tar -C / -xjf 20100611-i686-linux-armv7a-linux-gnueabi-toolchain-openpandora.tar.bz2
unzip DisplayImage.zip
. /usr/local/angstrom/arm/environment-setup
arm-angstrom-linux-gnueabi-gcc -Wall DisplayImage.c -o DisplayImage -l SDL
exit

Congratulations! You just compiled an ARM-based executable! It won't run on the Intel 32-bit system you're testing it on! To see it not run on your normal system, run:

su -c "cp pandora_cross_compiler/root/DisplayImage .; cp pandora_cross_compiler/root/test.bmp ."
su -c "chown (your user):(your group) DisplayImage test.bmp"
./DisplayImage

You compiled it for the Pandora. If you have a Pandora, copy it to the Pandora and it should work.

To get back into your chroot jail to compile more programs that you can copy then back into your normal system and your Pandora, you'll just need to run:

su -c "LANG=C chroot pandora_cross_compiler /bin/bash

And Bam! You're back in the chroot.

Consider using QEmu to create an ARM VM for testing the programs. See the Pandora Press link for those instructions. Also see the comments for getting the QEmu image to run in Linux.


Using the SDK-Installer

Cpasjuste on the GP32X forums has made a nice script to get a build environment and libraries installed on Ubuntu/Debian systems. Download links and a brief explanation can be found in this thread.

A new approach at creating a crosscompiler toolchain was done by Ivanovic. It is based previous codesourcery toolchain attempts but uses the packages that openpandora relies on, too. It should work for every Linux system that can make use of x86 binaries (meaning x86 systems as well as amd64 systems with multilib support). A more detailed explanation of the SDK as well as the scripts required to install it are available in this thread.


Manual Installation

If you want a bit more control, Code-Sourcery hosts a bunch of cross-compiling suites for various platforms on their site, some editions have to be paid for, but they do have "lite" editions without support that are completely free.
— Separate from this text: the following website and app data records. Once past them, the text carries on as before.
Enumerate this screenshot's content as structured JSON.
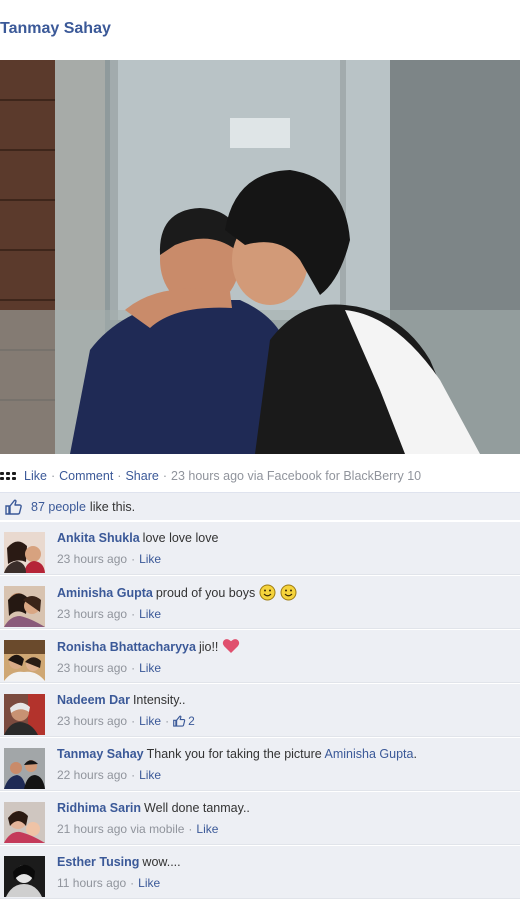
{
  "post": {
    "author": "Tanmay Sahay"
  },
  "actions": {
    "like": "Like",
    "comment": "Comment",
    "share": "Share",
    "time": "23 hours ago via Facebook for BlackBerry 10"
  },
  "likes": {
    "count_link": "87 people",
    "rest": "like this."
  },
  "comments": [
    {
      "author": "Ankita Shukla",
      "text": "love love love",
      "time": "23 hours ago",
      "like": "Like"
    },
    {
      "author": "Aminisha Gupta",
      "text": "proud of you boys",
      "emoji": [
        "smiley-icon",
        "smiley-icon"
      ],
      "time": "23 hours ago",
      "like": "Like"
    },
    {
      "author": "Ronisha Bhattacharyya",
      "text": "jio!!",
      "emoji": [
        "heart-icon"
      ],
      "time": "23 hours ago",
      "like": "Like"
    },
    {
      "author": "Nadeem Dar",
      "text": "Intensity..",
      "time": "23 hours ago",
      "like": "Like",
      "like_count": "2"
    },
    {
      "author": "Tanmay Sahay",
      "text": "Thank you for taking the picture",
      "mention": "Aminisha Gupta",
      "mention_suffix": ".",
      "time": "22 hours ago",
      "like": "Like"
    },
    {
      "author": "Ridhima Sarin",
      "text": "Well done tanmay..",
      "time": "21 hours ago via mobile",
      "like": "Like"
    },
    {
      "author": "Esther Tusing",
      "text": "wow....",
      "time": "11 hours ago",
      "like": "Like"
    }
  ],
  "separator": "·",
  "colors": {
    "link": "#3b5998",
    "meta": "#90949c",
    "comment_bg": "#edeff4",
    "heart": "#e0506e",
    "smiley": "#f5d33c"
  }
}
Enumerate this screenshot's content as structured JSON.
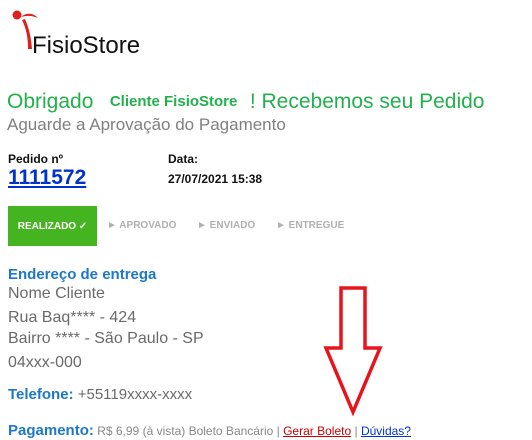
{
  "brand": {
    "name": "FisioStore"
  },
  "header": {
    "thanks_prefix": "Obrigado",
    "client_name": "Cliente FisioStore",
    "thanks_suffix": "! Recebemos seu Pedido",
    "subtitle": "Aguarde a Aprovação do Pagamento"
  },
  "order": {
    "label": "Pedido nº",
    "number": "1111572",
    "date_label": "Data:",
    "date_value": "27/07/2021 15:38"
  },
  "status_steps": [
    {
      "label": "REALIZADO ✓"
    },
    {
      "label": "► APROVADO"
    },
    {
      "label": "► ENVIADO"
    },
    {
      "label": "► ENTREGUE"
    }
  ],
  "shipping": {
    "title": "Endereço de entrega",
    "lines": [
      "Nome Cliente",
      "Rua Baq**** - 424",
      "Bairro  ****  - São Paulo - SP",
      "04xxx-000"
    ]
  },
  "phone": {
    "label": "Telefone:",
    "value": "+55119xxxx-xxxx"
  },
  "payment": {
    "label": "Pagamento:",
    "details": "R$ 6,99 (à vista) Boleto Bancário |",
    "boleto_link": "Gerar Boleto",
    "separator": "|",
    "help_link": "Dúvidas?"
  },
  "colors": {
    "green": "#22b14c",
    "step_active": "#44b520",
    "blue": "#1e78c8",
    "link_blue": "#0033cc",
    "red": "#cc0000",
    "gray": "#808080"
  },
  "icons": [
    "fisiostore-logo-icon",
    "red-down-arrow-annotation"
  ]
}
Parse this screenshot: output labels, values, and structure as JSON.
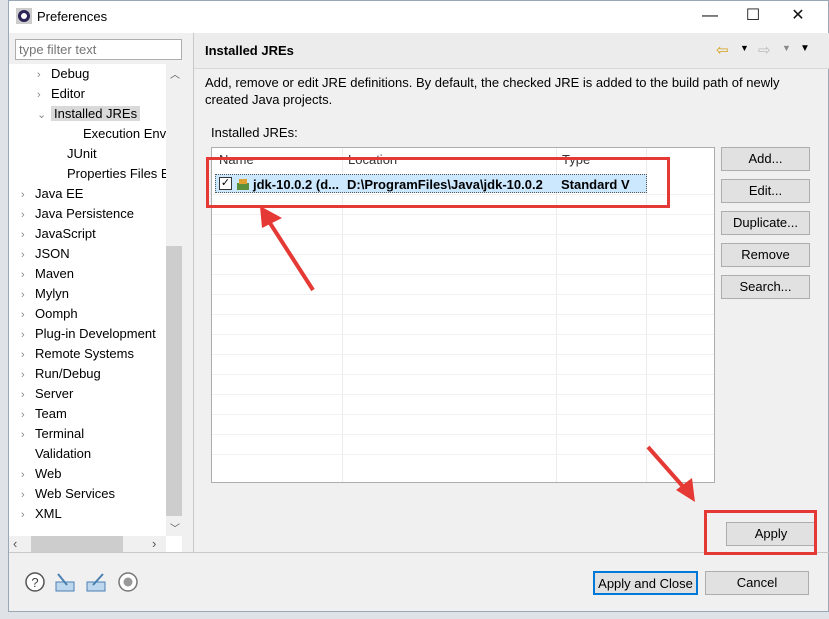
{
  "window": {
    "title": "Preferences",
    "minimize": "—",
    "maximize": "☐",
    "close": "✕"
  },
  "filter": {
    "placeholder": "type filter text"
  },
  "tree": {
    "items": [
      {
        "label": "Debug",
        "expand": "›",
        "indent": 1
      },
      {
        "label": "Editor",
        "expand": "›",
        "indent": 1
      },
      {
        "label": "Installed JREs",
        "expand": "⌄",
        "indent": 1,
        "selected": true
      },
      {
        "label": "Execution Enviro",
        "expand": "",
        "indent": 3
      },
      {
        "label": "JUnit",
        "expand": "",
        "indent": 2
      },
      {
        "label": "Properties Files Edi",
        "expand": "",
        "indent": 2
      },
      {
        "label": "Java EE",
        "expand": "›",
        "indent": 0
      },
      {
        "label": "Java Persistence",
        "expand": "›",
        "indent": 0
      },
      {
        "label": "JavaScript",
        "expand": "›",
        "indent": 0
      },
      {
        "label": "JSON",
        "expand": "›",
        "indent": 0
      },
      {
        "label": "Maven",
        "expand": "›",
        "indent": 0
      },
      {
        "label": "Mylyn",
        "expand": "›",
        "indent": 0
      },
      {
        "label": "Oomph",
        "expand": "›",
        "indent": 0
      },
      {
        "label": "Plug-in Development",
        "expand": "›",
        "indent": 0
      },
      {
        "label": "Remote Systems",
        "expand": "›",
        "indent": 0
      },
      {
        "label": "Run/Debug",
        "expand": "›",
        "indent": 0
      },
      {
        "label": "Server",
        "expand": "›",
        "indent": 0
      },
      {
        "label": "Team",
        "expand": "›",
        "indent": 0
      },
      {
        "label": "Terminal",
        "expand": "›",
        "indent": 0
      },
      {
        "label": "Validation",
        "expand": "",
        "indent": 0
      },
      {
        "label": "Web",
        "expand": "›",
        "indent": 0
      },
      {
        "label": "Web Services",
        "expand": "›",
        "indent": 0
      },
      {
        "label": "XML",
        "expand": "›",
        "indent": 0
      }
    ]
  },
  "page": {
    "title": "Installed JREs",
    "description_line1": "Add, remove or edit JRE definitions. By default, the checked JRE is added to the build path of newly",
    "description_line2": "created Java projects.",
    "table_label": "Installed JREs:",
    "columns": [
      "Name",
      "Location",
      "Type"
    ],
    "rows": [
      {
        "checked": true,
        "name": "jdk-10.0.2 (d...",
        "location": "D:\\ProgramFiles\\Java\\jdk-10.0.2",
        "type": "Standard V"
      }
    ],
    "buttons": {
      "add": "Add...",
      "edit": "Edit...",
      "duplicate": "Duplicate...",
      "remove": "Remove",
      "search": "Search..."
    },
    "apply": "Apply"
  },
  "footer": {
    "apply_close": "Apply and Close",
    "cancel": "Cancel"
  },
  "annotation_color": "#e53935"
}
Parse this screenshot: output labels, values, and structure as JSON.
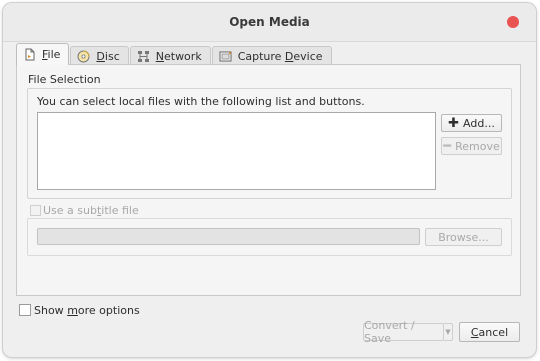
{
  "window": {
    "title": "Open Media"
  },
  "tabs": [
    {
      "label": "File",
      "mnemonic": "F",
      "rest": "ile",
      "icon": "file-icon"
    },
    {
      "label": "Disc",
      "mnemonic": "D",
      "rest": "isc",
      "icon": "disc-icon"
    },
    {
      "label": "Network",
      "mnemonic": "N",
      "rest": "etwork",
      "icon": "network-icon"
    },
    {
      "label": "Capture Device",
      "pre": "Capture ",
      "mnemonic": "D",
      "rest": "evice",
      "icon": "capture-device-icon"
    }
  ],
  "file_selection": {
    "title": "File Selection",
    "hint": "You can select local files with the following list and buttons.",
    "add_label": "Add...",
    "remove_label": "Remove"
  },
  "subtitle": {
    "checkbox_label_pre": "Use a sub",
    "checkbox_label_mn": "t",
    "checkbox_label_post": "itle file",
    "browse_label": "Browse..."
  },
  "footer": {
    "show_more_pre": "Show ",
    "show_more_mn": "m",
    "show_more_post": "ore options",
    "convert_label": "Convert / Save",
    "cancel_pre": "",
    "cancel_mn": "C",
    "cancel_post": "ancel"
  },
  "colors": {
    "close_button": "#e95453"
  }
}
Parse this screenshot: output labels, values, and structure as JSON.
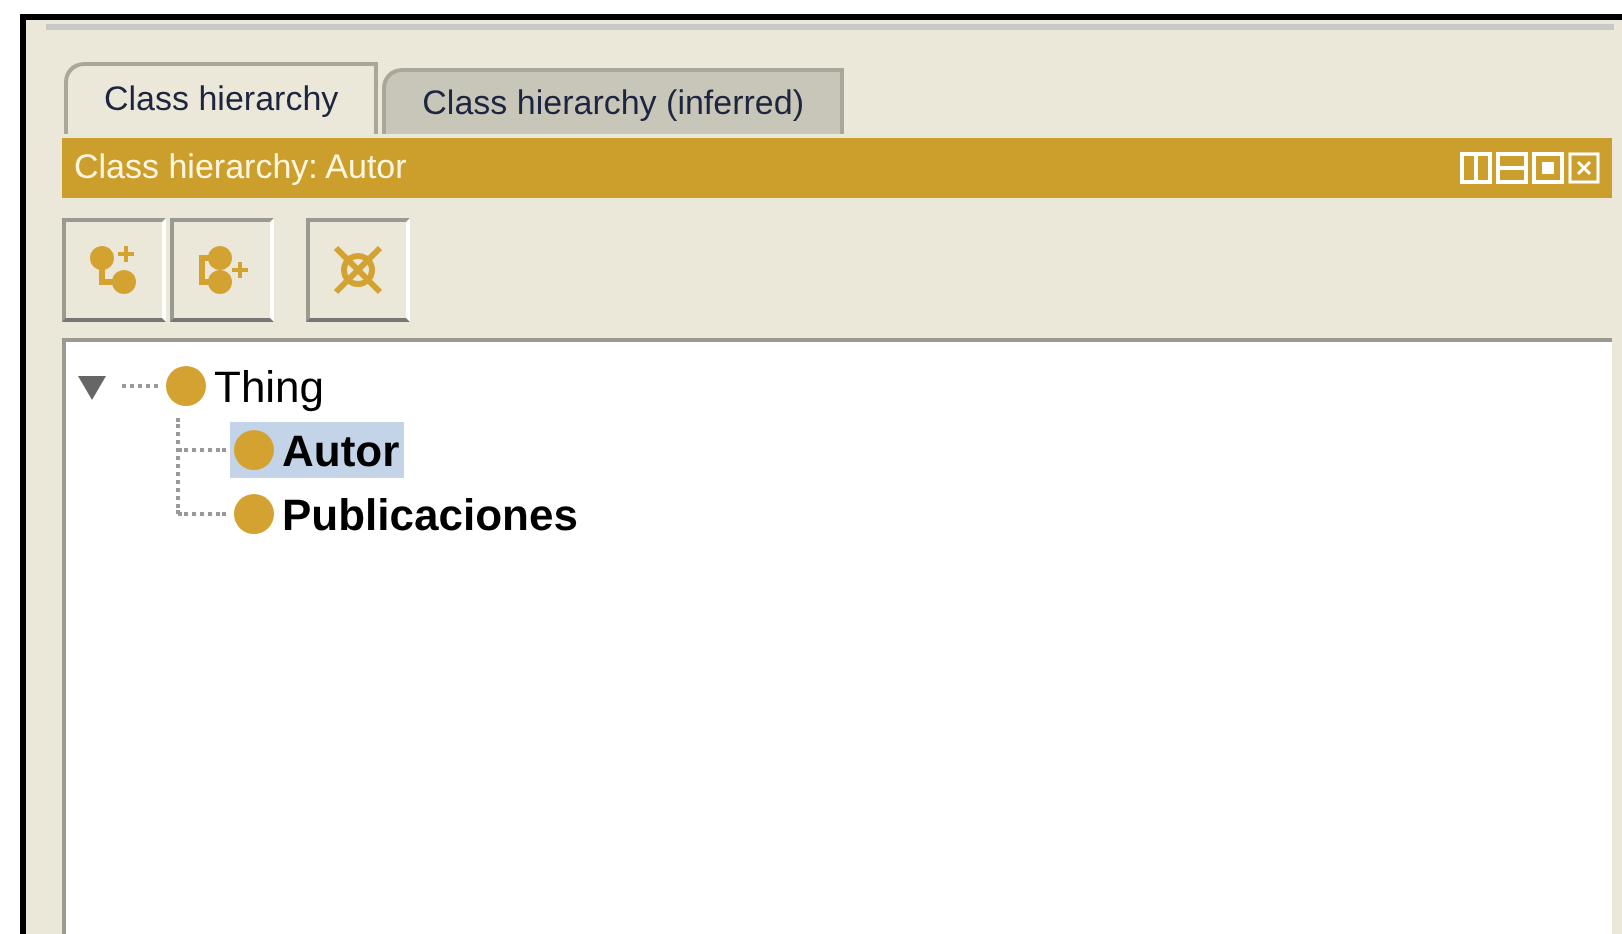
{
  "tabs": [
    {
      "label": "Class hierarchy",
      "selected": true
    },
    {
      "label": "Class hierarchy (inferred)",
      "selected": false
    }
  ],
  "panel": {
    "title": "Class hierarchy: Autor"
  },
  "tree": [
    {
      "label": "Thing",
      "bold": false,
      "selected": false,
      "expanded": true,
      "children": [
        {
          "label": "Autor",
          "bold": true,
          "selected": true
        },
        {
          "label": "Publicaciones",
          "bold": true,
          "selected": false
        }
      ]
    }
  ]
}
Head up onto here. The recommended release at time of writing is 2009q3.

Installers are available for Linux and Windows. Alternatively, download and unpack the tarball, then add the bin directory to your path.

Example: Setting up a cross compiler using Code Sourcery, and doing so inside a VM

Skeezix makes some notes in his blog about setting up CodeSourcery's prebuilt toolchain in a VM very quickly.


Possible Problems

If you get an error when compiling along of the lines of "error while loading shared libraries: libmpfr.so.1: cannot open shared object file: No such file or directory", run

apt-get install libmpfr1ldbl
and attempt to compile again.